CCSS.ELA-LITERACY.RH.2, RH.3 and RH.9 (for 9-10 and 11-12).his supplement expands upon the chapter “The History of 5th-century Greece” in Antigone and the Greek World. In Ancient Greece soaring too high – hubris – was viewed as the prelude to an Icarus-like fall. Athens’ aggression against its reluctant ally Melos and its subsequent unprovoked invasion of Sicily was partly driven by hubris. Students consider the various points of view 5th-century Athenian leaders as they debate whether to invade Sicily or not. This lesson satisfies Common Core History Standards
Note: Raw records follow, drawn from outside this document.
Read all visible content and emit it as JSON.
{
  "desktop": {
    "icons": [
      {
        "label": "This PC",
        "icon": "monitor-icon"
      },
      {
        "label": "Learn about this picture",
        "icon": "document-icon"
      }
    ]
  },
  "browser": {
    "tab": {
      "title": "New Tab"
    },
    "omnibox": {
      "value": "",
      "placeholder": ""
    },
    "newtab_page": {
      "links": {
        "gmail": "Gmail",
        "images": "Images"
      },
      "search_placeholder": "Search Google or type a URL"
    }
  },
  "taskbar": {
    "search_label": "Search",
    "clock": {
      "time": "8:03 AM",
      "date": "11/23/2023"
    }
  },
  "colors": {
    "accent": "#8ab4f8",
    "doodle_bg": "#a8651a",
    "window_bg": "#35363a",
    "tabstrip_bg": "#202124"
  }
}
Athens’ Hubris: The War's Turning Point” and meets Common Core Standards CCSS.ELA-LITERACY.RL.1, RL.2, RL.3, RL.4, and RL.5 (for 9-10 and 11-12).uripides wrote his great anti-war play as a censure for the unprovoked Athenian attack on Melos (they massacred all the males and enslaved the women, much like what the Greeks did at Troy) and a warning not to attack Sicily. Without being required to read the play, students explore key passages of The Trojan Women and compare them to quotations from Edith Hamilton’s preface to her translation of the tragedy. This supplementary lesson builds upon “
CCSS.ELA-LITERACY.RL.1, RL.2, RL.4, RL.5. and RL.7 (for 9-10 and 11-12).tudents learn the role of choral dance in Greek drama and choreograph a dance for the “Ode on Man” in Antigone by balancing a sequence of mimetic gestures as we sometimes see on Greek vases. Choreographic choices are partly determined by the symmetry and contrast in strophe and antistrophe. This supplementary lesson is aligned with five COMMON CORE STANDARDS:
CCSS.ELA-LITERACY.RL.1, RL.2, RL.4, and RL.5 (for 9-10 and 11-12).his supplementary lesson delves into Ode to Psyche by first exploring Keats’ belief in an evolution of refinement and self-awareness modeled on the progression of Greek gods from Chaos to crude Titans to refined Olympians and finally to Psyche, the goddess of the mind. This supplement reinforces key sections of the chapter “Greek Myths and Modern Man” in Antigone and the Greek World and satisfies
GUIDELINES: The NEXUS guidelines suggest interdisciplinary activities and student-friendly ancillary readings. They also give teachers guidance in many key areas; for ex., we tell you exactly where to find Pericles’ three great speeches in Thucydides’ voluminous History.